> WHAT THE TASK REQUIRES
Without altering a single character, set down all of the data below.

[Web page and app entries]
==*==

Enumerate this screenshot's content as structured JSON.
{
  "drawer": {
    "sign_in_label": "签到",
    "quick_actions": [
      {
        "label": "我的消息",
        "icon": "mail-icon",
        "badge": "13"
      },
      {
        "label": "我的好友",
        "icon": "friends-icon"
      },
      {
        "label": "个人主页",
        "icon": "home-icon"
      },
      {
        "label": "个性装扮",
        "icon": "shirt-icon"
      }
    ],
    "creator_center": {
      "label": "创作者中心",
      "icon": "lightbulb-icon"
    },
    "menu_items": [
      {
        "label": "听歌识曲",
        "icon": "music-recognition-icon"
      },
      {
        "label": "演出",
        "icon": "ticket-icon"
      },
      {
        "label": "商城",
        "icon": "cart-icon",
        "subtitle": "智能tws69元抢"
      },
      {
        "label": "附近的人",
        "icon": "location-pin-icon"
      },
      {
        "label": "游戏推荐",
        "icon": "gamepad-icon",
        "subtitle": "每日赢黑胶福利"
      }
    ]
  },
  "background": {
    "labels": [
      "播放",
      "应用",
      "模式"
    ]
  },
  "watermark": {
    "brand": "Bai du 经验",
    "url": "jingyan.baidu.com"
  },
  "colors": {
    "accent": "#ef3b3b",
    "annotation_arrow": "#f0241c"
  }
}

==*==

> OUTPUT BELOW
Enumerate this screenshot's content as structured JSON.
{
  "drawer": {
    "sign_in_label": "签到",
    "quick_actions": [
      {
        "label": "我的消息",
        "icon": "mail-icon",
        "badge": "13"
      },
      {
        "label": "我的好友",
        "icon": "friends-icon"
      },
      {
        "label": "个人主页",
        "icon": "home-icon"
      },
      {
        "label": "个性装扮",
        "icon": "shirt-icon"
      }
    ],
    "creator_center": {
      "label": "创作者中心",
      "icon": "lightbulb-icon"
    },
    "menu_items": [
      {
        "label": "听歌识曲",
        "icon": "music-recognition-icon"
      },
      {
        "label": "演出",
        "icon": "ticket-icon"
      },
      {
        "label": "商城",
        "icon": "cart-icon",
        "subtitle": "智能tws69元抢"
      },
      {
        "label": "附近的人",
        "icon": "location-pin-icon"
      },
      {
        "label": "游戏推荐",
        "icon": "gamepad-icon",
        "subtitle": "每日赢黑胶福利"
      }
    ]
  },
  "background": {
    "labels": [
      "播放",
      "应用",
      "模式"
    ]
  },
  "watermark": {
    "brand": "Bai du 经验",
    "url": "jingyan.baidu.com"
  },
  "colors": {
    "accent": "#ef3b3b",
    "annotation_arrow": "#f0241c"
  }
}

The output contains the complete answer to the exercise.